EXERCISE
Output all of the entries below precisely as written.
━━ RECORDS PROVIDED
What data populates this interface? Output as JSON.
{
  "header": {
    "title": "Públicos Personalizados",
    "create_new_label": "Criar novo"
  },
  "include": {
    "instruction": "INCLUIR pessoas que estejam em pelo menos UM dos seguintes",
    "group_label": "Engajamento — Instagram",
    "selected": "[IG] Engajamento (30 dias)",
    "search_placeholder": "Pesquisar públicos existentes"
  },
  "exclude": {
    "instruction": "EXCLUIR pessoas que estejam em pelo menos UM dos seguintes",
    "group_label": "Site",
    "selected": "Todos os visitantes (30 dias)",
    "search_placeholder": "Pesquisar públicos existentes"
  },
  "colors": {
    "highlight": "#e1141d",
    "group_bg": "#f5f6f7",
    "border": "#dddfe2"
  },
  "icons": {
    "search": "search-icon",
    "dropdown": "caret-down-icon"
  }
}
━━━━
WRITTEN SOLUTION
What data populates this interface? Output as JSON.
{
  "header": {
    "title": "Públicos Personalizados",
    "create_new_label": "Criar novo"
  },
  "include": {
    "instruction": "INCLUIR pessoas que estejam em pelo menos UM dos seguintes",
    "group_label": "Engajamento — Instagram",
    "selected": "[IG] Engajamento (30 dias)",
    "search_placeholder": "Pesquisar públicos existentes"
  },
  "exclude": {
    "instruction": "EXCLUIR pessoas que estejam em pelo menos UM dos seguintes",
    "group_label": "Site",
    "selected": "Todos os visitantes (30 dias)",
    "search_placeholder": "Pesquisar públicos existentes"
  },
  "colors": {
    "highlight": "#e1141d",
    "group_bg": "#f5f6f7",
    "border": "#dddfe2"
  },
  "icons": {
    "search": "search-icon",
    "dropdown": "caret-down-icon"
  }
}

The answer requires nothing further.